'Shakespeare in Love' bows on London stage - with the dog
By Michael Roddy
LONDON (Reuters) - The 1998 hit movie "Shakespeare in Love" wove the Bard's famous words into a Hollywood romantic comedy. Now it's back in a stage version that retains the sly humor of Tom Stoppard's script while making it all seem a bit more Shakespearean.
The play that opened at London's Noel Coward theater on Wednesday night, backed by Disney and leading British producer Sonia Freedman, inevitably lacks the star power of Joseph Fiennes as Shakespeare, Gwyneth Paltrow - who won an Oscar for best actress - as Viola de Lesseps and Judi Dench as Queen Elizabeth I.

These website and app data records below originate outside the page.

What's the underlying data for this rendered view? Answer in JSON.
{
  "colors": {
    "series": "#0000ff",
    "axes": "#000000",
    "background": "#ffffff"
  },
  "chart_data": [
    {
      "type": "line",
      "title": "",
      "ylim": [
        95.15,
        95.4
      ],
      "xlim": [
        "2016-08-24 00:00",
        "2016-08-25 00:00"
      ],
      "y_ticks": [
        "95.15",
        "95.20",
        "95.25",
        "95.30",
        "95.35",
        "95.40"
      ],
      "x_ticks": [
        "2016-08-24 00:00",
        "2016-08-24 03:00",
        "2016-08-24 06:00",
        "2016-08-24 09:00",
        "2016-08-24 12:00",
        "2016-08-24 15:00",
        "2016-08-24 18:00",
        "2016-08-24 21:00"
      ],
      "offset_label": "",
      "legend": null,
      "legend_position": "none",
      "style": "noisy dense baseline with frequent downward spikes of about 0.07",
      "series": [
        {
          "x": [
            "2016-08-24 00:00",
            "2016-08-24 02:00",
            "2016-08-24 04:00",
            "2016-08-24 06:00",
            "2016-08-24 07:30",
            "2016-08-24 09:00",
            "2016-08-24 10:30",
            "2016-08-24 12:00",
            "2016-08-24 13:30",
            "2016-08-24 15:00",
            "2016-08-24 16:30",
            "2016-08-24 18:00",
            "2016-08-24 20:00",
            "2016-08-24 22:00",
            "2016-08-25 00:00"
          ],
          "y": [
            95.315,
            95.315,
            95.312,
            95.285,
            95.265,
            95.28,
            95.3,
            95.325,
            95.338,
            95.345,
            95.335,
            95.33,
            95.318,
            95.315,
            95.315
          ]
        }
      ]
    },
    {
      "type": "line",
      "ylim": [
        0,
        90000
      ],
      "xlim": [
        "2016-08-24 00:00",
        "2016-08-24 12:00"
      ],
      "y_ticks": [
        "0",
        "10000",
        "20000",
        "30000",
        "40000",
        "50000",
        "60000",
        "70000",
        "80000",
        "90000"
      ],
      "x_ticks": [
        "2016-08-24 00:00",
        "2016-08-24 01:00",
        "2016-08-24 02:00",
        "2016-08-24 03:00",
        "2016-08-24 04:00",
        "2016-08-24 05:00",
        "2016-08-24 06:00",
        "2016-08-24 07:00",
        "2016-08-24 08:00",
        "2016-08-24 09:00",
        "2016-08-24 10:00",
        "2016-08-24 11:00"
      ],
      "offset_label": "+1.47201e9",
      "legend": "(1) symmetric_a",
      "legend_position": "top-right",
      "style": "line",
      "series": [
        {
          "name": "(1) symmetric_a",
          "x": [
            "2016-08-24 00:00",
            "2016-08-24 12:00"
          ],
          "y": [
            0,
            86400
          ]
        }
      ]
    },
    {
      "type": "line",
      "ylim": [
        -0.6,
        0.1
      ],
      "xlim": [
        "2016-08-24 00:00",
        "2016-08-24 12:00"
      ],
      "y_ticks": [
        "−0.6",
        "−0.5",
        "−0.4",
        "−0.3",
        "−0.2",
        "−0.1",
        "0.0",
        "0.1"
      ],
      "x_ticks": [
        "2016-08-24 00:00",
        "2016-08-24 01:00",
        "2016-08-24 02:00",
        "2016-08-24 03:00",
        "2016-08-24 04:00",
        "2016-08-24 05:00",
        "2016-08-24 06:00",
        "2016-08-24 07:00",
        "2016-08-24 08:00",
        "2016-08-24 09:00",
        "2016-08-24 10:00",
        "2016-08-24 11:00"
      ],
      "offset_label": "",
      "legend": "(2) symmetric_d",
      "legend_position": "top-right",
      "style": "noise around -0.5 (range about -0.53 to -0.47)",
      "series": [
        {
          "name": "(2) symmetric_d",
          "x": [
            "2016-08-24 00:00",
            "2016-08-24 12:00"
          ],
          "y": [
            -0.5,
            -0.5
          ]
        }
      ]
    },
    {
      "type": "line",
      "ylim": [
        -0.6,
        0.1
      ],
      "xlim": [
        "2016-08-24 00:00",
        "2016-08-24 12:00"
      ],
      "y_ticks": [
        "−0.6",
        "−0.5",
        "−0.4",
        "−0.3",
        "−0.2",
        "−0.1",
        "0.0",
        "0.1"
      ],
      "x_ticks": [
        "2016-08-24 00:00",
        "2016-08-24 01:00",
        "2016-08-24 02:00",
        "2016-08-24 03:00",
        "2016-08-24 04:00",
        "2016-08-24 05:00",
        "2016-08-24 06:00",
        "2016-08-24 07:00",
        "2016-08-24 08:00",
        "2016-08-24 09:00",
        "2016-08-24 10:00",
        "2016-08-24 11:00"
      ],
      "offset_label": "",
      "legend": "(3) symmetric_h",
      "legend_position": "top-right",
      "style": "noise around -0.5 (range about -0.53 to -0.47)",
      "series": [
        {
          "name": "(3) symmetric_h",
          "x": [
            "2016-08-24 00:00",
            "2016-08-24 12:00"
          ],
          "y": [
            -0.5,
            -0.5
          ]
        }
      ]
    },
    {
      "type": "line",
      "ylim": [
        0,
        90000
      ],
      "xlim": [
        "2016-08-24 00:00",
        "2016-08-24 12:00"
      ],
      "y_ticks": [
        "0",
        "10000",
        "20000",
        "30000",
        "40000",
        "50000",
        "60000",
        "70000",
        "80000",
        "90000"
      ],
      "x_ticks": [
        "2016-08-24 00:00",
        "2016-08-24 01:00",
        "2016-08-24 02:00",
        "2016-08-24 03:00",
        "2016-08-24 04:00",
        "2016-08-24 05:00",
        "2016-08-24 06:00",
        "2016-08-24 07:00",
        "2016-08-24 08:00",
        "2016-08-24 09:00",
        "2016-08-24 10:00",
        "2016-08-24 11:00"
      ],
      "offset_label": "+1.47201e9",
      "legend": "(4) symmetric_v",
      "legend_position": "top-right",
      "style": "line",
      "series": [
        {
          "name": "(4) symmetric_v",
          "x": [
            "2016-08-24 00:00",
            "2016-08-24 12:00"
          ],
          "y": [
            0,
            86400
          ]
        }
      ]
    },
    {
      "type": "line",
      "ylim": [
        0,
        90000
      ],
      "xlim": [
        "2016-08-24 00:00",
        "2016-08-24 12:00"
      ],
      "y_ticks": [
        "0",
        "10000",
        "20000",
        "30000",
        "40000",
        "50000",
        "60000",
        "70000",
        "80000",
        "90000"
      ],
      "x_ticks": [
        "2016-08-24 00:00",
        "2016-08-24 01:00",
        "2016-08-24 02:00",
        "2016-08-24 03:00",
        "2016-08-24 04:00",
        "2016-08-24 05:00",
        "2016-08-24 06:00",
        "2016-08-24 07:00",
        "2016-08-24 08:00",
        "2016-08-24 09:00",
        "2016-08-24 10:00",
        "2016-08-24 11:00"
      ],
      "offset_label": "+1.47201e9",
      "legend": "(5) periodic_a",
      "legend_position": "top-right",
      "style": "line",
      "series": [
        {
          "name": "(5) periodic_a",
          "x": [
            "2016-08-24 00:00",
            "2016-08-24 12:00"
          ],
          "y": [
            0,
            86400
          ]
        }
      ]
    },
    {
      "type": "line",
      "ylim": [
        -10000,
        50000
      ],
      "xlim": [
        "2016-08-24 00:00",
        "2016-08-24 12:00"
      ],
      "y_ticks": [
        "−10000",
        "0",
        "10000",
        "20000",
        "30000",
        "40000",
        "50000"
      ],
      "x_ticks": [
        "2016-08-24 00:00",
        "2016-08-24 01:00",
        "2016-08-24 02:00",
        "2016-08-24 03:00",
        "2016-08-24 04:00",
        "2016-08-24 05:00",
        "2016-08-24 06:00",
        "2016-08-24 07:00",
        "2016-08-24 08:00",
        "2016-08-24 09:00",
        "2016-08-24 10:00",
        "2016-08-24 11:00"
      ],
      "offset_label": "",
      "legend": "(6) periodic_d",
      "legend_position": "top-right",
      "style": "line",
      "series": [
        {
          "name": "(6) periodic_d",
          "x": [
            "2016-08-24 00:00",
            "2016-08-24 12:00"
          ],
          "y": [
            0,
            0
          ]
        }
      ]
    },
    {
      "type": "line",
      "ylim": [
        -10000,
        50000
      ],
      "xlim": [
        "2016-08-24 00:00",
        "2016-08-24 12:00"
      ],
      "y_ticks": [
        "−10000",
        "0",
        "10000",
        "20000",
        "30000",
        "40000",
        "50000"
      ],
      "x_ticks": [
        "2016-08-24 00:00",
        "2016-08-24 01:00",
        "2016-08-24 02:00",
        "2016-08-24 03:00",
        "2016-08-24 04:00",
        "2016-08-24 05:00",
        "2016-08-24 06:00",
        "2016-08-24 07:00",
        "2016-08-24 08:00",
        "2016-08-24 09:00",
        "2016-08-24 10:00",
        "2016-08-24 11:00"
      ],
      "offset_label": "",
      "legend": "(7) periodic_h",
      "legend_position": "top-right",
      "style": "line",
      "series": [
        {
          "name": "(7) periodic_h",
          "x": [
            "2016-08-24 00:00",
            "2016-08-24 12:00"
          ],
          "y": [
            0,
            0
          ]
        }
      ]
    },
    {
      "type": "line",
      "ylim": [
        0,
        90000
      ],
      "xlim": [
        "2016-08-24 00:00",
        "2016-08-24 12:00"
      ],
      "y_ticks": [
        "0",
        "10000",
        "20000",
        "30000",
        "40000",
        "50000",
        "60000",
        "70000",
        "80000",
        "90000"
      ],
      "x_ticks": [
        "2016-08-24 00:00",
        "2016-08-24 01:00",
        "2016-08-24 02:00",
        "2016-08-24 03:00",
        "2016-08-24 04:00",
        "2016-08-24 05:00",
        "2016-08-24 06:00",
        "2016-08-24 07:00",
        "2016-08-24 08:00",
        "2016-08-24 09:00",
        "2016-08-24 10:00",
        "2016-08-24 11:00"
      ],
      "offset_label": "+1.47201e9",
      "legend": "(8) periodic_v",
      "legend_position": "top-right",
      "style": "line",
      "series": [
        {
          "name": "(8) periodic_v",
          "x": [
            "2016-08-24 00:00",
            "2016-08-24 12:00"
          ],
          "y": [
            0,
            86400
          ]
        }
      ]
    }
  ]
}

But Tom Bateman as Shakespeare and Lucy Briggs-Owen as Viola bring an engaging and youthful energy to a script adopted from the screenplay by Stoppard and co-writer Marc Norman. Like the film, the play superimposes highlights from "Romeo and Juliet" over the story of penniless Will and the heiress Viola, their affair doomed by England's class system.
It is acted out on a wooden stage upon a stage, meant to be the Rose Theater in London, summer of 1593, with a huge cast of 28.
The hardworking crew plays everyone from actors, innkeepers, an irate play investor who wants his money back and the theater-loving Queen Elizabeth I to officers of the crown, a nurse and a band of musicians, including a high-pitched countertenor and instrumentalists who can perform a smashing Irish jig.
In case you loved the movie and feared that the stage show, directed by the inventive Declan Donnellan, might have left out one of its best running gags, there is a dog.
Also retained is the memorable line when the stage-struck virgin Viola, who has met her idol Shakespeare by posing as a man and obtaining the male lead in "Romeo and Juliet", reveals who she is. They make love, after which she sighs: "I would not have thought it: there IS something better than a play."